from AP, Reuters, AFP, and other news services

Would A Travel Ban Even Work In Stopping Ebola Spread?

Would A Travel Ban Even Work In Stopping Ebola Spread?

Newsy (Oct. 19, 2014) The U.S. currently isn't banning travel from Ebola-stricken areas, but it's at least being considered. Some argue though it could be counterproductive. Video provided by Newsy
Powered by NewsLook.com
Tech Giants Push Back After FBI Suggests Less Encryption

Tech Giants Push Back After FBI Suggests Less Encryption

Newsy (Oct. 19, 2014) FBI Director James Comey's stance on encryption technology isn't receiving much support from the tech community.
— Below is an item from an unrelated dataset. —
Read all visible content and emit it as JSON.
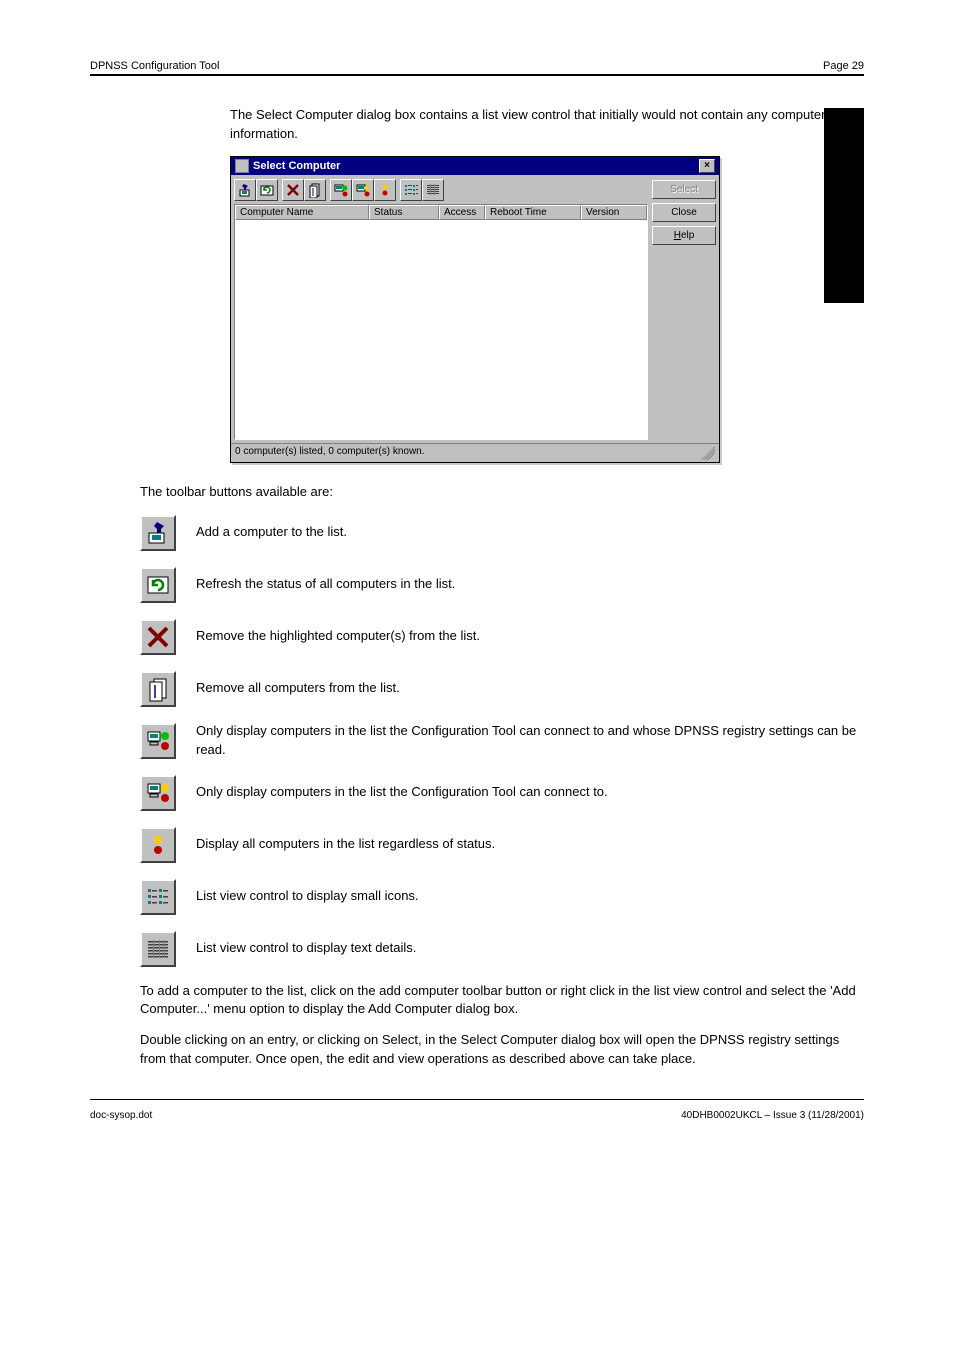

Video provided by Newsy
Powered by NewsLook.com
Microneedle Patch Promises Painless Pricks

Microneedle Patch Promises Painless Pricks

Reuters - Innovations Video Online (Oct. 18, 2014) Researchers at The National University of Singapore have invented a new microneedle patch that could offer a faster and less painful delivery of drugs such as insulin and painkillers. Video provided by Reuters
Powered by NewsLook.com
Cheap Oil: Good For Manufacturers, Bad For Many Economies

Cheap Oil: Good For Manufacturers, Bad For Many Economies

Newsy (Oct. 18, 2014) Oil prices dipped below $85 a barrel this week. Video provided by Newsy
Powered by NewsLook.com

Search ScienceDaily

Number of stories in archives: 140,361

Find with keyword(s):
Enter a keyword or phrase to search ScienceDaily for related topics and research stories.

Save/Print:
Share:

Breaking News:

Strange & Offbeat Stories


Space & Time

Matter & Energy

Computers & Math

In Other News

... from NewsDaily.com

Science News

Health News

Environment News

Technology News



Save/Print:
Share:

Free Subscriptions


Get the latest science news with ScienceDaily's free email newsletters, updated daily and weekly. Or view hourly updated newsfeeds in your RSS reader:

Get Social & Mobile


Keep up to date with the latest news from ScienceDaily via social networks and mobile apps:

Have Feedback?


Tell us what you think of ScienceDaily -- we welcome both positive and negative comments. Have any problems using the site? Questions?
Mobile: iPhone Android Web
Follow: Facebook Twitter Google+
Subscribe: RSS Feeds Email Newsletters
Latest Headlines Health & Medicine Mind & Brain Space & Time Matter & Energy Computers & Math Plants & Animals Earth & Climate Fossils & Ruins